    Employment partner Fred Alvarez is again recognized as a Senior Statesperson in California in the Labor & Employment category. “He is excellent – he is extremely knowledgeable about employment law and uses his knowledge to dissect issues,” raves one client. Another notes, “His demeanor is very calm, conveying experience, knowledge and a level approach. He is focused on reaching resolutions and seeing a path toward solving problems.” Fred has been recognized by Chambers for more than 20 years.

    Hannah Jones is newly ranked in the Up and Coming category. “She is very knowledgeable, practical and efficient. She is extremely responsive and helps us navigate some very complicated issues,” notes a client.

    To view the complete list of Coblentz rankings in the 2024 edition of Chambers USA, please visit the publication’s website linked here.

    Categories: News
  • Jennifer Scharre Appointed to the Executive Committee of the Trusts and Estates Law Section of the California Lawyers Association

    Coblentz family wealth partner Jennifer Scharre has been appointed to the Executive Committee of the Trusts and Estates Section (TEXCOM) of the California Lawyers Association, an organization dedicated to the professional advancement of attorneys practicing in the state of California. TEXCOM members serve a five-year term and work to improve trusts and estates law and the standard of practice among California Lawyers Association members. The Executive Committee also delivers programs and publications to section members and handles strategic planning for the section.

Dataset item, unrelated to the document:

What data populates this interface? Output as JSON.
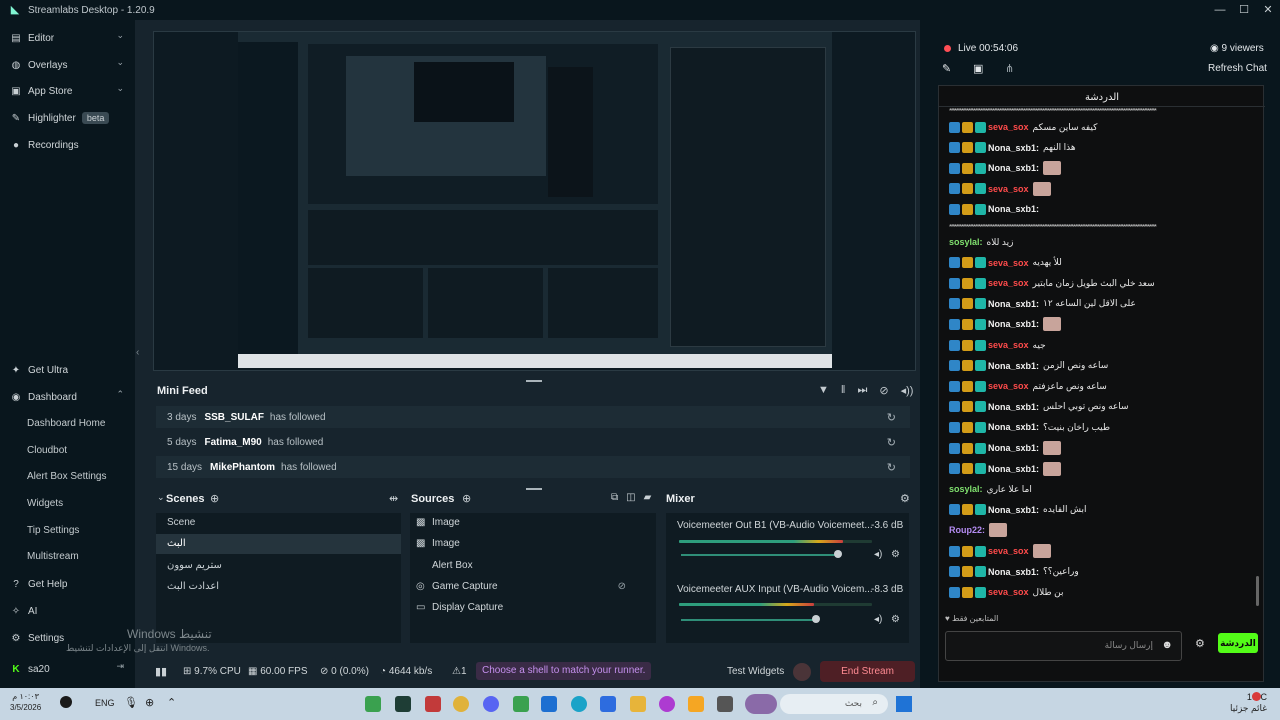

    Jennifer is a Certified Specialist in Estate Planning, Trust and Probate Law by the California Board of Legal Specialization. Her practice focuses on sophisticated wealth transfer strategies for high net worth clients, including founders, individuals at startups, and clients with large real estate portfolios.

    In addition to serving on TEXCOM, Jennifer serves on the Board of Trustees of the Silicon Valley Bar Association (SVBA), where she is also Treasurer. Jennifer is also a member of the Estate Planning, Trust and Probate Section of the State Bar of California. She is a prolific speaker and provides informative presentations regarding estate planning, charitable giving, and special needs issues to professional organizations and her local community.

    Categories: News